- As we have learnt from the previous example, generating more wealth may not always be in our control but saving surely is. Let's say there are two investors - one with an annual return of 12% and another with 8%. The 12% guy ends up spending as much as he earns and the 8% guy needs half as much money to be happy. Despite being a worse investor, the 8% is way better off
- Remember, building wealth has little to do with your income or investment return rates- it has a lot more to do with your savings rate and it is perhaps the only financial factor 100% in your hand.
- General Electric had been the crown of the US Economy for the longest. In 2004 it was the largest company in the world and then in the 2008 financial crisis, it collapsed like a castle of cards. Its stocks fell from $40 in 2007 to $7 in 2018. The blame was placed on CEO Jeff Immelt who said something insightful at the time of leaving “Every job looks easy when you are not the one doing it”

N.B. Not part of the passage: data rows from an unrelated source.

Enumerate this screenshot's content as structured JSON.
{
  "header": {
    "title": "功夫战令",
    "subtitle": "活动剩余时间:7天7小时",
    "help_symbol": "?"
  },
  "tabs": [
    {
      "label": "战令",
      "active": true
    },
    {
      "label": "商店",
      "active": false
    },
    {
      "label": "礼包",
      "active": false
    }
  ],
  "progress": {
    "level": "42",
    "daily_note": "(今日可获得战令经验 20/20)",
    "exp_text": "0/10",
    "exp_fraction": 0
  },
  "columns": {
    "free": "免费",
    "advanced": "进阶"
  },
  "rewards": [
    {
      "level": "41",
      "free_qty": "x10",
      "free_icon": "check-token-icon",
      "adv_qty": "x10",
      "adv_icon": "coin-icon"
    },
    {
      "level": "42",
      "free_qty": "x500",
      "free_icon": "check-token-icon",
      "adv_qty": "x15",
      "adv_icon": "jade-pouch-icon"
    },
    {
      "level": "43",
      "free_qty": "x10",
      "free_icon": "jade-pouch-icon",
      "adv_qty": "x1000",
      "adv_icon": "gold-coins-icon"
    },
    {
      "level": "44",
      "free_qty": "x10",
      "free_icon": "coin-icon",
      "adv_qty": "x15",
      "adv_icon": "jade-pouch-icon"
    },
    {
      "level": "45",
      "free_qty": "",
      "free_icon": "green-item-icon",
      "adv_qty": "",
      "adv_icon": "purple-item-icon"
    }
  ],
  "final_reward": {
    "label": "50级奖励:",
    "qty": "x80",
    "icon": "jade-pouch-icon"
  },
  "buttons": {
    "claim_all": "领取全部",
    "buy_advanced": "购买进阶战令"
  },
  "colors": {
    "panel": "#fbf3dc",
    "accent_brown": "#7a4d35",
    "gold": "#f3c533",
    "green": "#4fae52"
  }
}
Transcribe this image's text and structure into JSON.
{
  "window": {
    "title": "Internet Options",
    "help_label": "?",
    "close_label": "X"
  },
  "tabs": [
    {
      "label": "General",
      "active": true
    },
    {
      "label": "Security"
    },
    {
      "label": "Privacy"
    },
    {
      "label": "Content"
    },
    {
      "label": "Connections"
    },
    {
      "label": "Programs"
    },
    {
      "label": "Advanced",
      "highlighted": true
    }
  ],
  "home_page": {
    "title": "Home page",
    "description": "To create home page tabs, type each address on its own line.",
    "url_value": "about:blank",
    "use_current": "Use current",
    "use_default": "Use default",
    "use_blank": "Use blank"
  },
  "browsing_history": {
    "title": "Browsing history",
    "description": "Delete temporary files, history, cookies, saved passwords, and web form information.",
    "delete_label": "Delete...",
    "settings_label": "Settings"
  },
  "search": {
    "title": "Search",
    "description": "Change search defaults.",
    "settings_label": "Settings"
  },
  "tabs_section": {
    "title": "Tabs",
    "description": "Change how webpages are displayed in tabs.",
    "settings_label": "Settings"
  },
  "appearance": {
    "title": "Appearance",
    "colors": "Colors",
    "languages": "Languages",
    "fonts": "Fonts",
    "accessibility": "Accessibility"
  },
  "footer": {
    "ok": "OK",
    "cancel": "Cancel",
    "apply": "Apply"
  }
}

- When we look at other people's jobs and success, it looks easy because we often miss the price the person has paid to get there. Even in investing one common piece of advice, you will receive is “to hold your stocks for the long run” but hardly do you know what it costs to do that. Markets can be very volatile and one bad day can cost you an entire week’s sleep. So, in the course of your investment journey, if you are having an unpleasant experience, consider it as a fee and not a fine. It's a price you have to pay for your success as in life nothing comes free.
On that note, as much as we would love to summarize the entire book for you, we would encourage you to purchase the book and read it now because everything comes at a price and nothing comes free. We wish you the best in your journey as an investor and hope you lead a wealthy and fulfilled life.